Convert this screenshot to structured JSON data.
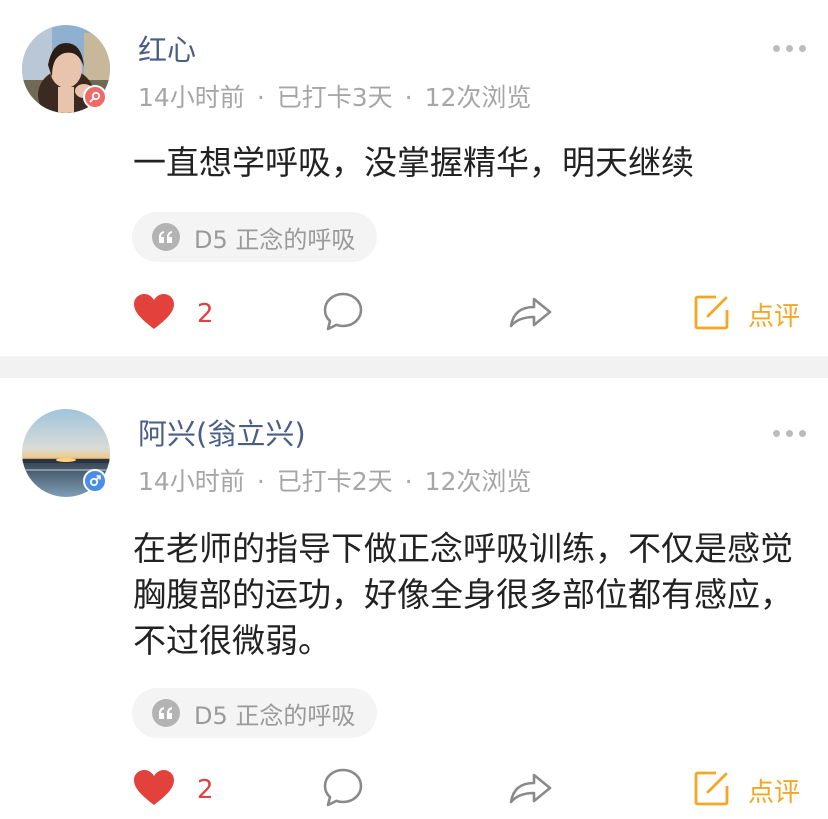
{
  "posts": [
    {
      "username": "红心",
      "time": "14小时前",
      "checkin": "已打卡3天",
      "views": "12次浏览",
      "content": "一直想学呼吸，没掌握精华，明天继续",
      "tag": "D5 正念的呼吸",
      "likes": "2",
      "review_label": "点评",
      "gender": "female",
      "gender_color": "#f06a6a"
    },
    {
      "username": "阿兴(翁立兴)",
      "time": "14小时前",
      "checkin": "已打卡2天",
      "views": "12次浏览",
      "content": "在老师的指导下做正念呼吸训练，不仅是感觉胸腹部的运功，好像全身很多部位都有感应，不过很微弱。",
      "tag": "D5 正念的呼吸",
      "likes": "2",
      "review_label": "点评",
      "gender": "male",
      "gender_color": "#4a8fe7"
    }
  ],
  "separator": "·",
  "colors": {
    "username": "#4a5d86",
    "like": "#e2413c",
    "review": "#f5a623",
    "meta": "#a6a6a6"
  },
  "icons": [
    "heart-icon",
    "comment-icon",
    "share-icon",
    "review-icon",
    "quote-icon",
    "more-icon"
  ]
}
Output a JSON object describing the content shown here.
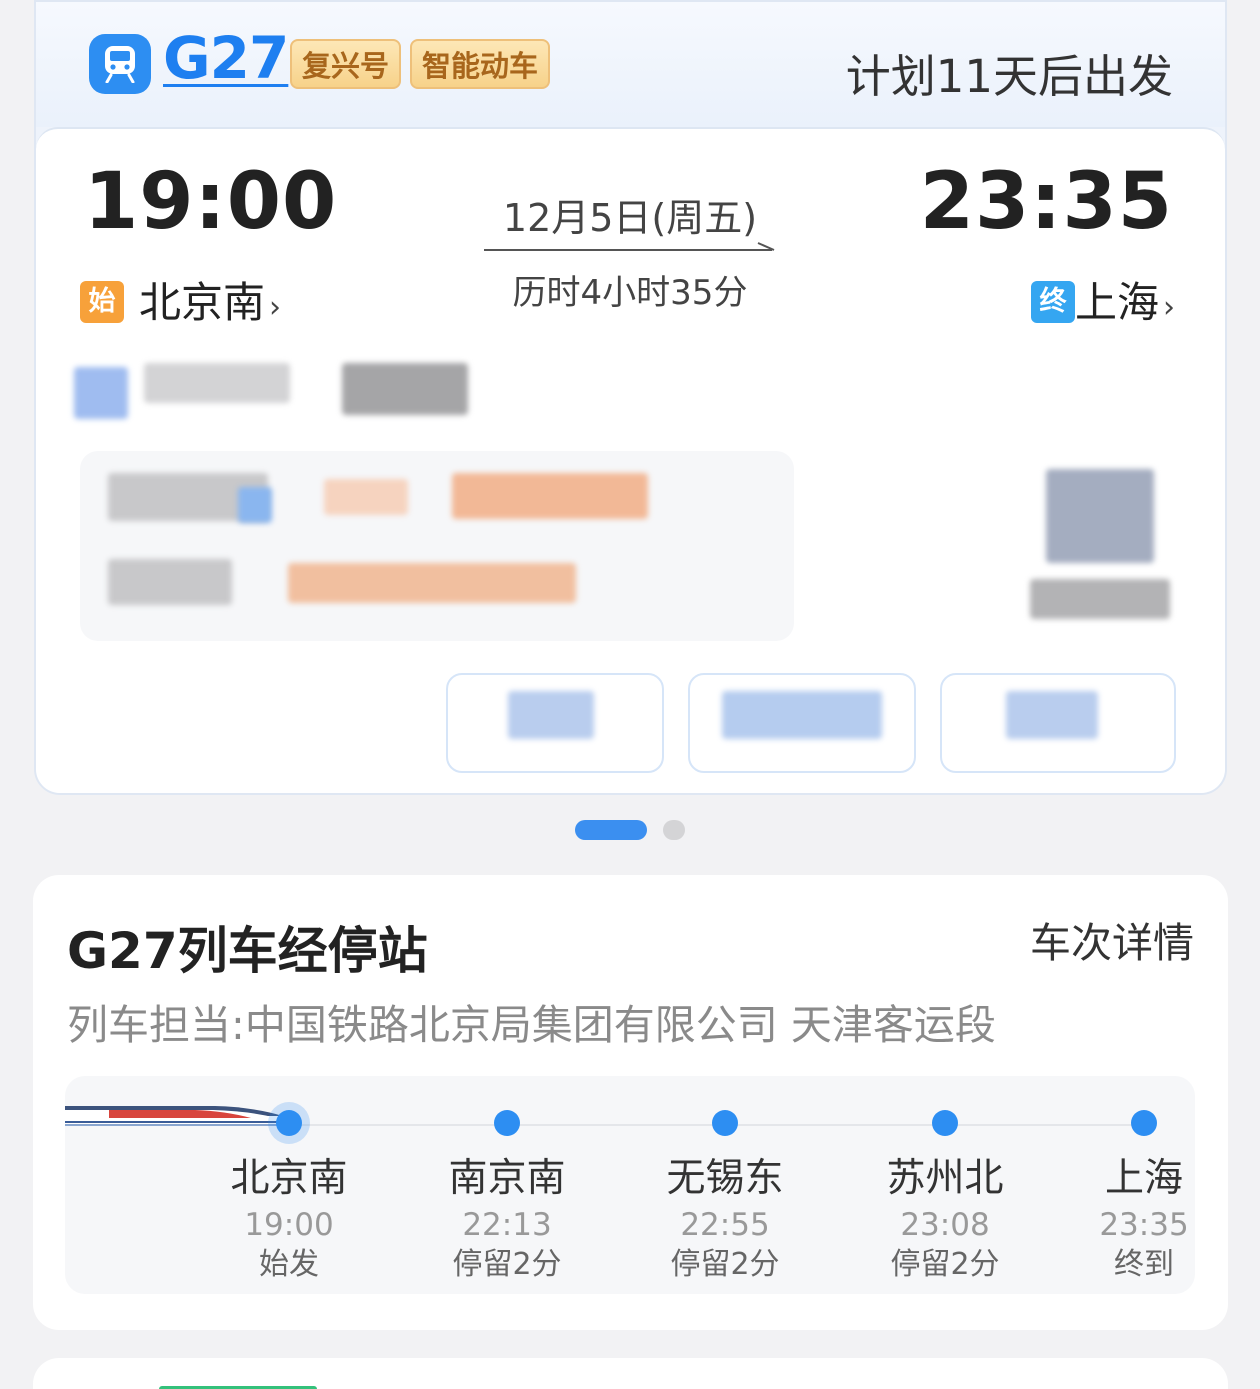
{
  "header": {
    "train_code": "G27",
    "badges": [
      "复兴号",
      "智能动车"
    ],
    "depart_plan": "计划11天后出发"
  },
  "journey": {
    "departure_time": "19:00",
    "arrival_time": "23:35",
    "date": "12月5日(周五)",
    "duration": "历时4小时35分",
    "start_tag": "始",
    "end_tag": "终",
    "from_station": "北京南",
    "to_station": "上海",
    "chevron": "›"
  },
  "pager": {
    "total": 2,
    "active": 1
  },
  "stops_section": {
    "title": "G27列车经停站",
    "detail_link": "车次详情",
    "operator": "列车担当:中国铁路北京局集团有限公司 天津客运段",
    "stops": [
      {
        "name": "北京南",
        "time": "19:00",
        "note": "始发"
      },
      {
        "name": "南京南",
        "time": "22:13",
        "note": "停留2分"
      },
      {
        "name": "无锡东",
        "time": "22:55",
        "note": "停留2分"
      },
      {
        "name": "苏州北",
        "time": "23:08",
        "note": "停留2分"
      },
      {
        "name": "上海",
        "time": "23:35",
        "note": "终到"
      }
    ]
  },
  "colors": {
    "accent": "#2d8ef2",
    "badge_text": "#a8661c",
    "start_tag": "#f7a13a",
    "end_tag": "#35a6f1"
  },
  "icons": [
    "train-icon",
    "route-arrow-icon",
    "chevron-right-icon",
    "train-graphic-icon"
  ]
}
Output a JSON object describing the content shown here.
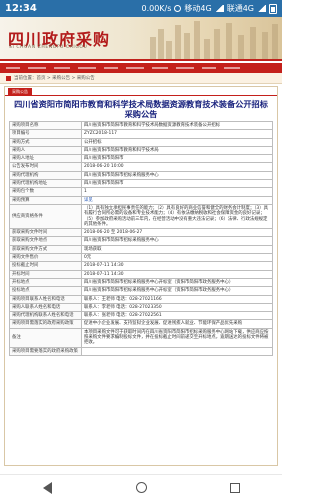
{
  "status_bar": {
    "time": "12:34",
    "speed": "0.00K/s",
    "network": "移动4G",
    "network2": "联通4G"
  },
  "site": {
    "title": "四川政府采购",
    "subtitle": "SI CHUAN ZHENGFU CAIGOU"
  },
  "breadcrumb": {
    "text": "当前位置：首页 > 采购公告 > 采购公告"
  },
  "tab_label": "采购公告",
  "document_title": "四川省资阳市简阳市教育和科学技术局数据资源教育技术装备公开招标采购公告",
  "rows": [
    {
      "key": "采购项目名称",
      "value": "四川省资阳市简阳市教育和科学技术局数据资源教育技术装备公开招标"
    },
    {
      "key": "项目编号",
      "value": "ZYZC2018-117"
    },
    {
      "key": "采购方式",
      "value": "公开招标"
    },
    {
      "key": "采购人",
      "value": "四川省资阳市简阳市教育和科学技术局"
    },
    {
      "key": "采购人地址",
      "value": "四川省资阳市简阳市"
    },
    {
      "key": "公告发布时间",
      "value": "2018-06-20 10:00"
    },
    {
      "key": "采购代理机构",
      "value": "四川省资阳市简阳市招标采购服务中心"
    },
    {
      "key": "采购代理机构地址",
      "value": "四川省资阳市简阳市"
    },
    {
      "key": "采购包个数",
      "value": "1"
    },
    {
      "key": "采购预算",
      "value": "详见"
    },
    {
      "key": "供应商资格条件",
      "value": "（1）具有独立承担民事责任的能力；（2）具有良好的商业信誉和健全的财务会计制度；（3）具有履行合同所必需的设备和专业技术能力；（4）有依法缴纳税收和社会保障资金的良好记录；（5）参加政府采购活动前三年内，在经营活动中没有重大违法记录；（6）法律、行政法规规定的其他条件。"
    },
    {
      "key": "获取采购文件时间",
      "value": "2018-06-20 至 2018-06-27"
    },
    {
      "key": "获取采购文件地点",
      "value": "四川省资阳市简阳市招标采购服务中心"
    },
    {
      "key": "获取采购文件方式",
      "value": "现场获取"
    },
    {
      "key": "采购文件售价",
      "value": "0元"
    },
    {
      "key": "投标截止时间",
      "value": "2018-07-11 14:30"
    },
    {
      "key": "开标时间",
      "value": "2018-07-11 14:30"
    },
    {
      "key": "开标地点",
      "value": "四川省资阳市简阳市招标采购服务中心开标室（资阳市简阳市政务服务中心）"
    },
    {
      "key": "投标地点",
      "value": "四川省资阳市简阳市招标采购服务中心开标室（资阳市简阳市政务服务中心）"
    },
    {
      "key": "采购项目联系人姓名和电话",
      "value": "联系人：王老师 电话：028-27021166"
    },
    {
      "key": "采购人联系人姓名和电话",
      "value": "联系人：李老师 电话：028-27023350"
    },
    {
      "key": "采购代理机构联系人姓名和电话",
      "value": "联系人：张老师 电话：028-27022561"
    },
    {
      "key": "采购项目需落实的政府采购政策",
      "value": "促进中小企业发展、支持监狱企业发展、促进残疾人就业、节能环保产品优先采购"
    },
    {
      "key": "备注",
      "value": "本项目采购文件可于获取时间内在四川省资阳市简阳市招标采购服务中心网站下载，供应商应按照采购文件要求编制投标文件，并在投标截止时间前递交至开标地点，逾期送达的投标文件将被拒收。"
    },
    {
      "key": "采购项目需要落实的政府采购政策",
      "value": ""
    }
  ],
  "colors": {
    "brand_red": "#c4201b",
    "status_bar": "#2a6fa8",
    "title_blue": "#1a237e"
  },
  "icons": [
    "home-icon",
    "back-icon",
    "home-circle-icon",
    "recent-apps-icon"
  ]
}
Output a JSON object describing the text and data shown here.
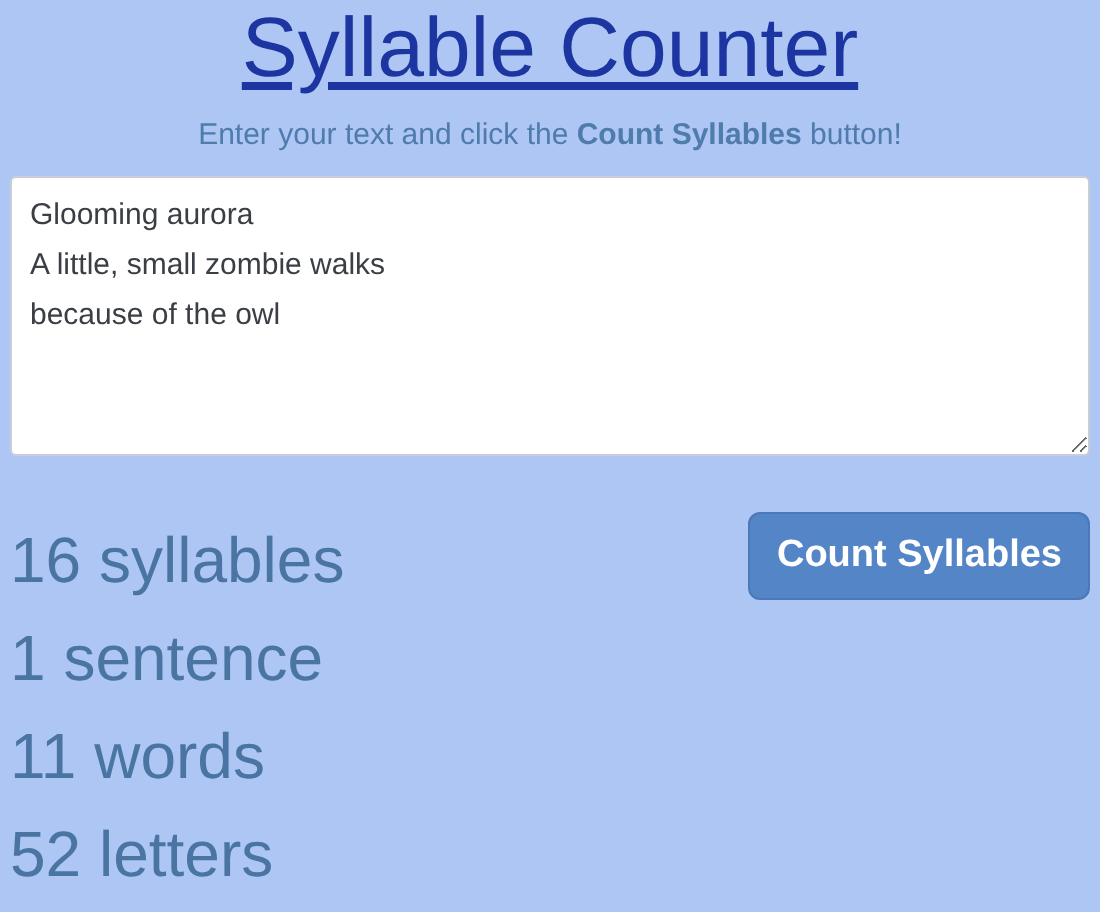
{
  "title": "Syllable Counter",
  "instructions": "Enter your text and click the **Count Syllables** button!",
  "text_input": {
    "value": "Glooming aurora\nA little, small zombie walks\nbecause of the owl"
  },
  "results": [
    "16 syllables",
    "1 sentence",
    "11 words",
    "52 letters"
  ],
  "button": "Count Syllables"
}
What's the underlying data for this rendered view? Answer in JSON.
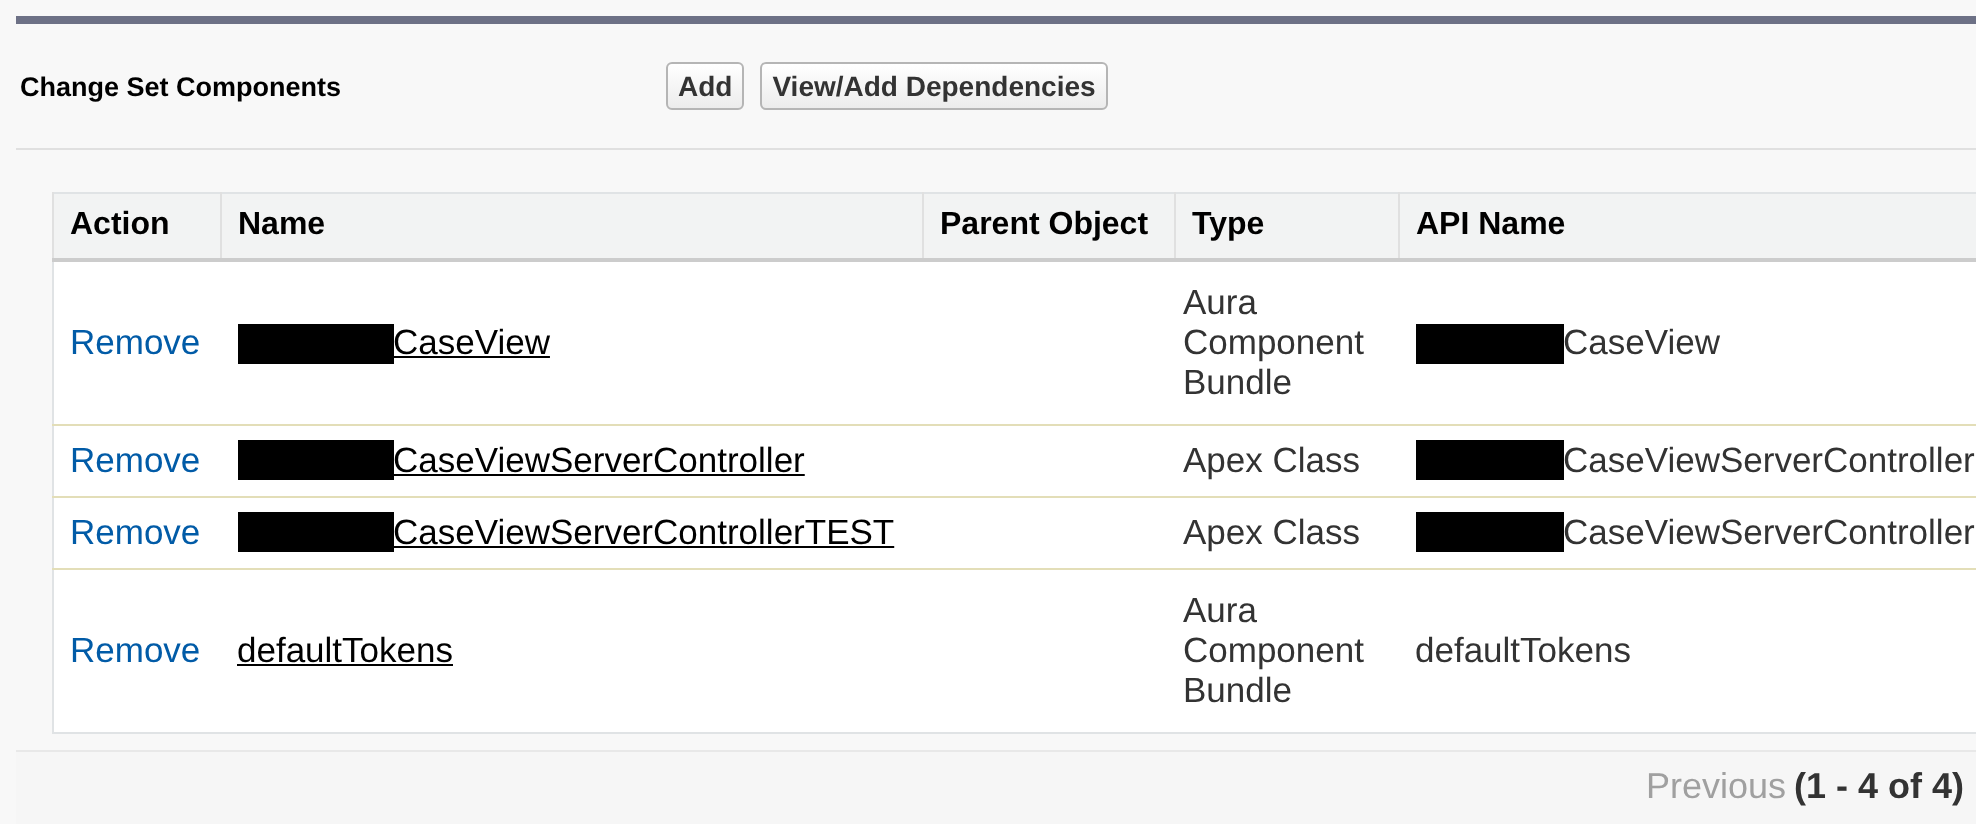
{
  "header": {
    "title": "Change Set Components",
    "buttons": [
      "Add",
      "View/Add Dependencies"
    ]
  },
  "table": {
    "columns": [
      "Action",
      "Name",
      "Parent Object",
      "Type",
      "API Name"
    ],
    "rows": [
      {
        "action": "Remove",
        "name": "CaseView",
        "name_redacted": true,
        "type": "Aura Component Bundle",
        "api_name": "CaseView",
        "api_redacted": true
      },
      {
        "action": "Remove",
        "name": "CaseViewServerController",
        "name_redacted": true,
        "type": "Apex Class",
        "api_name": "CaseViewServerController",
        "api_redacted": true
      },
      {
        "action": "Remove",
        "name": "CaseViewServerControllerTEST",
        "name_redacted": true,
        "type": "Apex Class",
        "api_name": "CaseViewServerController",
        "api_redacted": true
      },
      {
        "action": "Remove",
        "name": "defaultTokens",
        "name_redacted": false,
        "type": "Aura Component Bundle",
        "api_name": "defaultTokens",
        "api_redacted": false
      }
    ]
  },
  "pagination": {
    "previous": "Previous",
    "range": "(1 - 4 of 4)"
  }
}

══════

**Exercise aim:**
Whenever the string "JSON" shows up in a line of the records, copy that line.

**Result for this task:**
Convert this screenshot to structured JSON data.
Output a JSON object describing the content shown here.
Output a JSON object describing the content shown here.
Output a JSON object describing the text and data shown here.
What's the underlying data for this rendered view? Answer in JSON.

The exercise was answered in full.